The last four teams in the bracket all come from the Northeast Region. Having seen each other many times this year, it meant that each team had game plans on how to approach their opponent. In the end, the regional runner-up would actually be the one to make it out of the group.

Wild Card played extremely well on Thursday and came into the bracket feeling confident. Metro North still seemed to be reeling from their opening loss to CLX, a game in which they were largely in control. The confidence difference played out in this game, where Wild Card used their women consistently and never let the pressure off of Metro North. Metro was searching for answers they couldn’t find and made costly mistakes in the middle portion of the game that made it impossible to overcome their seasoned Nationals opponent. Wild Card led by as much as 11-4 before eventually winning 14-8.

The game between Slow White and 7Express was similar in that Slow White used the momentum of a mid-game run to take control of the contest. Slow White has a lot of size and athleticism (both with their men and women) that allows them to shrink the field on defense and open it up on offense. 7Express simply did not have the answers to keep the game close, despite taking a quick, early lead at 2-0. Eventually Slow White won 15-8, distributing scores to 12 different players on their roster.

Slow White came out firing in the game against Wild Card, hungry for the trip to semis that has eluded the program since 2007. They were making plays and doing a great job of converting breaks when they had the chance. Wild Card got out of rhythm because of the deficit and the changing game pattern and could not shift the momentum. Slow White was up as much as 10-3 and held on to win 14-8. This win atones for their regional performance as well as a previous loss to Wild Card at the U.S. Open, where Slow White squandered a 14-8 lead. It’s all water under the bridge now that they’ll be playing in the semifinals here in Frisco.

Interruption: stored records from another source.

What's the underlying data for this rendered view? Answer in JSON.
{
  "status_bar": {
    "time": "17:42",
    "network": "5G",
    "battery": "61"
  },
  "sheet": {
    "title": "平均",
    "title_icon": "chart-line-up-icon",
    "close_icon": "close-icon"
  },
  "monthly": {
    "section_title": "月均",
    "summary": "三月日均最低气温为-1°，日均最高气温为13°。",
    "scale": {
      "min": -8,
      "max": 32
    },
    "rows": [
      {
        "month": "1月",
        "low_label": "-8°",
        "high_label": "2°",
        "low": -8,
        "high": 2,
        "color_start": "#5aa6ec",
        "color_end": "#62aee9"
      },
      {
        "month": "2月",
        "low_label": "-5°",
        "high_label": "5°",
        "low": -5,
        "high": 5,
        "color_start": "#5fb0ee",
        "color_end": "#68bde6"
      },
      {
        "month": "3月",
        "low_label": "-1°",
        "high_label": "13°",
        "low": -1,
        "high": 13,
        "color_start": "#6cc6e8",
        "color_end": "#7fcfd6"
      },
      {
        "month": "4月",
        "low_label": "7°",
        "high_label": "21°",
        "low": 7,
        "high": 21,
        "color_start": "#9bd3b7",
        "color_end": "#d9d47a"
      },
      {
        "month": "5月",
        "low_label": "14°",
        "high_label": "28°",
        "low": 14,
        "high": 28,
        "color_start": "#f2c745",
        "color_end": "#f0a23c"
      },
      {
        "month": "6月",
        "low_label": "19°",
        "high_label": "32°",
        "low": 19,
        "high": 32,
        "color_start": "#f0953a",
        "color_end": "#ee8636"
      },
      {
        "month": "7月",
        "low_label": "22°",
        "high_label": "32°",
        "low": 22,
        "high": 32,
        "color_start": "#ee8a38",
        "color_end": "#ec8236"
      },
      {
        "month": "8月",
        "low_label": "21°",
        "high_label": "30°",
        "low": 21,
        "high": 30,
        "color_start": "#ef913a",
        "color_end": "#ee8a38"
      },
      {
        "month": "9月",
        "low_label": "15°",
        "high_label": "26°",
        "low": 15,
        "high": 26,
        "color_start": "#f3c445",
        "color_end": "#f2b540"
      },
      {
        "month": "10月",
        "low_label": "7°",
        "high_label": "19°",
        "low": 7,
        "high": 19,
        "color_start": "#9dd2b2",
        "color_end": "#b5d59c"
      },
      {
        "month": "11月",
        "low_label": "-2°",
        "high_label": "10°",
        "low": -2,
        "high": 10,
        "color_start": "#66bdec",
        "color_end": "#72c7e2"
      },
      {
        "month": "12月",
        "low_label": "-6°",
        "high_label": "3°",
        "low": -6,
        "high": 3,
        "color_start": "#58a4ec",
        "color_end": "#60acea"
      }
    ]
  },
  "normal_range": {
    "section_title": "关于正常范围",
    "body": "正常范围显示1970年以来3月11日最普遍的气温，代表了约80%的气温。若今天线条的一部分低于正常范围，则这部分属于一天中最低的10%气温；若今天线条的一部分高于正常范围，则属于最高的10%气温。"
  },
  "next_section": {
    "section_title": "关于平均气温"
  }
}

Here are some other storylines to watch and topics of discussion to share going into Saturday.

1. Seattle Mixtape v. Polar Bears – Semifinal – 12:00 p.m. – Look for Seattle to continue to play their aggressive style in an attempt to rattle the Polar Bears. The Polar Bears should have confidence in their team, though, after a come-from-behind victory in the quarterfinals. A break by either team could quickly be compounded if the other team loses their focus.

2. Drag’n Thrust v. Slow White – Semifinal – 1:00 p.m. – Drag’n Thrust made it out of a very difficult draw in the bracket with a convincing win over CLX. Slow White looked really focused in two strong wins over regional rivals. This game will be won by the defensive lines based on who can shake the confidence of the other team first.

3. Wild Card v. Blackbird and Metro North v. UPA – Pro Flight Play-In Games – Wild Card and Blackbird duke it out for Northeast/Southwest bragging rights as both teams try to finish Nationals with a win. Metro North and UPA try to earn Pro Flight status after both coming in as first-time Nationals teams.

With so many great teams, games and storylines, it’s a challenge to capture it all throughout the weekend. These observations represent some of the key progressions of the events in Frisco, but all the teams competing in the mixed division should take pride in what they are accomplishing here in Texas. Best of luck to all the teams playing for placements on Saturday. By this time tomorrow, we’ll have the finals match up set for Sunday!


Follow along:




Have any questions or comments? We welcome community feedback and discussion made in a respectful manner. Please refrain from profanity or personal attacks, as such public comments negatively reflect on our sport and community.